### Activity
A faithful copy of all the data below, please; leave no line out.

[Web page and app entries]

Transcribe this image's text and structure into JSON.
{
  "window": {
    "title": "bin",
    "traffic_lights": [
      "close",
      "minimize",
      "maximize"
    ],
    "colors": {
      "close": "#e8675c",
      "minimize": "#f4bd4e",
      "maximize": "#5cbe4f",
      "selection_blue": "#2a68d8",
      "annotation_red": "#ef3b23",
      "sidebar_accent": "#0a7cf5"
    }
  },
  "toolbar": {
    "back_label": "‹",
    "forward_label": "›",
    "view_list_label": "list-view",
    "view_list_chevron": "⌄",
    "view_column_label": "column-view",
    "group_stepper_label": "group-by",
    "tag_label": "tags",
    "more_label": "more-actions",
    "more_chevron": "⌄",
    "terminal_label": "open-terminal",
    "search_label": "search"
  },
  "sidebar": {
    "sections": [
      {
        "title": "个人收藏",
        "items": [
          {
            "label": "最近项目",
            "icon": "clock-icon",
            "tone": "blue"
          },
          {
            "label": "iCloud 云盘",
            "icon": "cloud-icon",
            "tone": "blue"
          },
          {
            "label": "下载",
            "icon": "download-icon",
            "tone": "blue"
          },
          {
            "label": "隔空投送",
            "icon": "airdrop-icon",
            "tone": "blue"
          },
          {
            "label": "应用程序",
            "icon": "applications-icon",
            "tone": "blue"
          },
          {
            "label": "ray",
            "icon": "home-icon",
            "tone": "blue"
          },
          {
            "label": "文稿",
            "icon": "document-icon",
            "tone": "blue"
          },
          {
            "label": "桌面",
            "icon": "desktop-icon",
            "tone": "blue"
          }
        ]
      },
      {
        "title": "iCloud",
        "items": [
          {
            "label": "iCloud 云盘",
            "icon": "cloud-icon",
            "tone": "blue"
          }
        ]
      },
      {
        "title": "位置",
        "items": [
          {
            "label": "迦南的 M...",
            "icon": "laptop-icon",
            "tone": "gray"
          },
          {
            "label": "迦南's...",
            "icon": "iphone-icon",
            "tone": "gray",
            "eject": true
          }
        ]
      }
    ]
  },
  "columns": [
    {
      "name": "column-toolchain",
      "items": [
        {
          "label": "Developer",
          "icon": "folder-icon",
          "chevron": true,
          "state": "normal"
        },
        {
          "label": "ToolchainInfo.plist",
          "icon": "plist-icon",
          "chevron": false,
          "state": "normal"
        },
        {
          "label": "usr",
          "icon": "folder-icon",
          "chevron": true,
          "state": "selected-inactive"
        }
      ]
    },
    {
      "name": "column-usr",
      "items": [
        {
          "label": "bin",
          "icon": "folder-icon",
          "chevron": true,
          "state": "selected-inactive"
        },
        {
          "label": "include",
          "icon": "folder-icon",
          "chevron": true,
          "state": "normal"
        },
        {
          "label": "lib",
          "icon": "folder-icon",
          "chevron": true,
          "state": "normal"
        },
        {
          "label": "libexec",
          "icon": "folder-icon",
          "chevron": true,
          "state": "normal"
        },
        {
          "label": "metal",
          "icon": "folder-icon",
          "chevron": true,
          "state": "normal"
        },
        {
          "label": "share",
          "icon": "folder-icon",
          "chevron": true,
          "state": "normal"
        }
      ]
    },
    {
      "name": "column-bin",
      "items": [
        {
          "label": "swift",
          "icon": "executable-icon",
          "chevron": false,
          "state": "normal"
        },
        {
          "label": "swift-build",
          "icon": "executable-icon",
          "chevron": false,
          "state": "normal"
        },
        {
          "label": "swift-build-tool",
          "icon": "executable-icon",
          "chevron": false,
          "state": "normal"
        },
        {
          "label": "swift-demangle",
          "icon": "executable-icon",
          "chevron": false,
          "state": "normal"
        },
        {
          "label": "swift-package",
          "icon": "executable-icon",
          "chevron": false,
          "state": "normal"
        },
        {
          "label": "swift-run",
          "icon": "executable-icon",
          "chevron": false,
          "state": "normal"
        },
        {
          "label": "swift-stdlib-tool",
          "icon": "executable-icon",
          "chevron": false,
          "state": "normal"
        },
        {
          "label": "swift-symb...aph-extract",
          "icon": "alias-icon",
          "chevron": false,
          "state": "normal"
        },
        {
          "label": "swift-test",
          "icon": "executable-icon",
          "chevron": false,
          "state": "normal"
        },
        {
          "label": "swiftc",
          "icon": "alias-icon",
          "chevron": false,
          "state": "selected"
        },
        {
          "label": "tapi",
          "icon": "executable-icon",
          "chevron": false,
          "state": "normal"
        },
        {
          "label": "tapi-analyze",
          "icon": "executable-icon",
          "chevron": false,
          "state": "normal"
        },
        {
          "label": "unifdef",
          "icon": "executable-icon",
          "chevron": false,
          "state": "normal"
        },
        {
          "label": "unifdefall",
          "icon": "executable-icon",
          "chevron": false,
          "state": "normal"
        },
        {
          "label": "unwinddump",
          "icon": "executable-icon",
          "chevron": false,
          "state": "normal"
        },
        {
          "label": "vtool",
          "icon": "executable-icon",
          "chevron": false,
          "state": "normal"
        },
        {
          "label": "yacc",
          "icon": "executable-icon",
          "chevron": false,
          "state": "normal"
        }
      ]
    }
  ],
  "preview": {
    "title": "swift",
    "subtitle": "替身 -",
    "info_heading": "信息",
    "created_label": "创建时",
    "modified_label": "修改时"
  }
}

### Output of the task
Transcribe this image's text and structure into JSON.
{
  "window": {
    "title": "bin",
    "traffic_lights": [
      "close",
      "minimize",
      "maximize"
    ],
    "colors": {
      "close": "#e8675c",
      "minimize": "#f4bd4e",
      "maximize": "#5cbe4f",
      "selection_blue": "#2a68d8",
      "annotation_red": "#ef3b23",
      "sidebar_accent": "#0a7cf5"
    }
  },
  "toolbar": {
    "back_label": "‹",
    "forward_label": "›",
    "view_list_label": "list-view",
    "view_list_chevron": "⌄",
    "view_column_label": "column-view",
    "group_stepper_label": "group-by",
    "tag_label": "tags",
    "more_label": "more-actions",
    "more_chevron": "⌄",
    "terminal_label": "open-terminal",
    "search_label": "search"
  },
  "sidebar": {
    "sections": [
      {
        "title": "个人收藏",
        "items": [
          {
            "label": "最近项目",
            "icon": "clock-icon",
            "tone": "blue"
          },
          {
            "label": "iCloud 云盘",
            "icon": "cloud-icon",
            "tone": "blue"
          },
          {
            "label": "下载",
            "icon": "download-icon",
            "tone": "blue"
          },
          {
            "label": "隔空投送",
            "icon": "airdrop-icon",
            "tone": "blue"
          },
          {
            "label": "应用程序",
            "icon": "applications-icon",
            "tone": "blue"
          },
          {
            "label": "ray",
            "icon": "home-icon",
            "tone": "blue"
          },
          {
            "label": "文稿",
            "icon": "document-icon",
            "tone": "blue"
          },
          {
            "label": "桌面",
            "icon": "desktop-icon",
            "tone": "blue"
          }
        ]
      },
      {
        "title": "iCloud",
        "items": [
          {
            "label": "iCloud 云盘",
            "icon": "cloud-icon",
            "tone": "blue"
          }
        ]
      },
      {
        "title": "位置",
        "items": [
          {
            "label": "迦南的 M...",
            "icon": "laptop-icon",
            "tone": "gray"
          },
          {
            "label": "迦南's...",
            "icon": "iphone-icon",
            "tone": "gray",
            "eject": true
          }
        ]
      }
    ]
  },
  "columns": [
    {
      "name": "column-toolchain",
      "items": [
        {
          "label": "Developer",
          "icon": "folder-icon",
          "chevron": true,
          "state": "normal"
        },
        {
          "label": "ToolchainInfo.plist",
          "icon": "plist-icon",
          "chevron": false,
          "state": "normal"
        },
        {
          "label": "usr",
          "icon": "folder-icon",
          "chevron": true,
          "state": "selected-inactive"
        }
      ]
    },
    {
      "name": "column-usr",
      "items": [
        {
          "label": "bin",
          "icon": "folder-icon",
          "chevron": true,
          "state": "selected-inactive"
        },
        {
          "label": "include",
          "icon": "folder-icon",
          "chevron": true,
          "state": "normal"
        },
        {
          "label": "lib",
          "icon": "folder-icon",
          "chevron": true,
          "state": "normal"
        },
        {
          "label": "libexec",
          "icon": "folder-icon",
          "chevron": true,
          "state": "normal"
        },
        {
          "label": "metal",
          "icon": "folder-icon",
          "chevron": true,
          "state": "normal"
        },
        {
          "label": "share",
          "icon": "folder-icon",
          "chevron": true,
          "state": "normal"
        }
      ]
    },
    {
      "name": "column-bin",
      "items": [
        {
          "label": "swift",
          "icon": "executable-icon",
          "chevron": false,
          "state": "normal"
        },
        {
          "label": "swift-build",
          "icon": "executable-icon",
          "chevron": false,
          "state": "normal"
        },
        {
          "label": "swift-build-tool",
          "icon": "executable-icon",
          "chevron": false,
          "state": "normal"
        },
        {
          "label": "swift-demangle",
          "icon": "executable-icon",
          "chevron": false,
          "state": "normal"
        },
        {
          "label": "swift-package",
          "icon": "executable-icon",
          "chevron": false,
          "state": "normal"
        },
        {
          "label": "swift-run",
          "icon": "executable-icon",
          "chevron": false,
          "state": "normal"
        },
        {
          "label": "swift-stdlib-tool",
          "icon": "executable-icon",
          "chevron": false,
          "state": "normal"
        },
        {
          "label": "swift-symb...aph-extract",
          "icon": "alias-icon",
          "chevron": false,
          "state": "normal"
        },
        {
          "label": "swift-test",
          "icon": "executable-icon",
          "chevron": false,
          "state": "normal"
        },
        {
          "label": "swiftc",
          "icon": "alias-icon",
          "chevron": false,
          "state": "selected"
        },
        {
          "label": "tapi",
          "icon": "executable-icon",
          "chevron": false,
          "state": "normal"
        },
        {
          "label": "tapi-analyze",
          "icon": "executable-icon",
          "chevron": false,
          "state": "normal"
        },
        {
          "label": "unifdef",
          "icon": "executable-icon",
          "chevron": false,
          "state": "normal"
        },
        {
          "label": "unifdefall",
          "icon": "executable-icon",
          "chevron": false,
          "state": "normal"
        },
        {
          "label": "unwinddump",
          "icon": "executable-icon",
          "chevron": false,
          "state": "normal"
        },
        {
          "label": "vtool",
          "icon": "executable-icon",
          "chevron": false,
          "state": "normal"
        },
        {
          "label": "yacc",
          "icon": "executable-icon",
          "chevron": false,
          "state": "normal"
        }
      ]
    }
  ],
  "preview": {
    "title": "swift",
    "subtitle": "替身 -",
    "info_heading": "信息",
    "created_label": "创建时",
    "modified_label": "修改时"
  }
}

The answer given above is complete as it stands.